"I got lost in my own self. I got lost in my own career at times. I felt like I wasn't in control. I was like a leaf just blowing in the wind and in the gym I was great but outside I struggled with life.
"Socially I struggled. I was the ultimate pro but then on the outside I was kind of burning the candle at both ends. I didn't know how to deal with life. I became this boxer. Boxing became my identity. I left school at 15 and all I was was this boxer. I didn't know who I was ?"
Or who else you could be?
"Yeah I got back into education and I studied counselling and psychotherapy and I learned a lot about myself. Then I thought that I didn't really have control over my own boxing career. Imagine coming back and being able to write the last chapter?
"Socially I was dealing with a lot of issues. A lot of addiction issues, mental health, depression and in 2012 I looked for professional help and I was able to overcome. I got into a great place in my life. I became a new man, I changed old habits. Changed old ways. It was a lot of internal work and a lot of therapy and I got myself back into a position where I was in control."
When you sit down beside Donovan it's hard not to root for him. He's so open with both his achievements and his shortcomings, both inside and outside of the ring, and his energy is contagious.
Through education he discovered who he was and while he realised that he could be more than 'Eric Donovan; professional boxer', he still had a burning desire to prove to himself that he could reach the heights that he knew were possible all along. To fulfill the potential that had been there since he was a kid.
But then he had kids and his world changed. Two of them. And then he met his fiancee, Laura. And now they have become his motivation. They have become the people that he fights for. His purpose.
"I now have the opportunity to be the main event on one of the biggest Irish cards in this country in a long, long time," he notes.
"I get to fight live on tv [TG4] and it kind of sums up everything I've been through in my life. People say keep working hard. Keep working hard and your time will come and I feel like that time is now.
"I got engaged before Christmas to my fiancee Laura, we've been together going on five years now. I've two kids from a previous relationship. One child is 13 and the other child is six.
"They inspire me, the two kids because I want them to know that their daddy is a champion. That their daddy is a winner, in everything that he does. I want that to filter down towards them and hopefully they can learn some of the principles that I learned through boxing.
"The kids motivate me. Laura motivates me. She's doing a masters and she's building me up and she's got my back. I just feel like.. I just feel like.. she's going to be the woman that I'm going to marry next year and I want to do everything I can to set us up."

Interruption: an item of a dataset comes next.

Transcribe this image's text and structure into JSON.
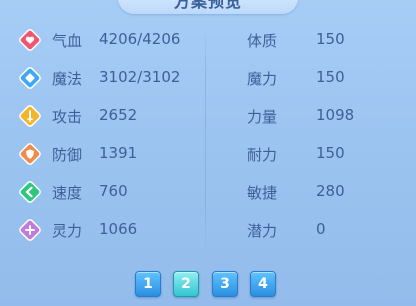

His dreams are big, his words have weight and his vision is clear. Now he just has to make that walk to the ring on March 30. His chance to get closer to a European title. His chance to get closer to fulfilling his potential.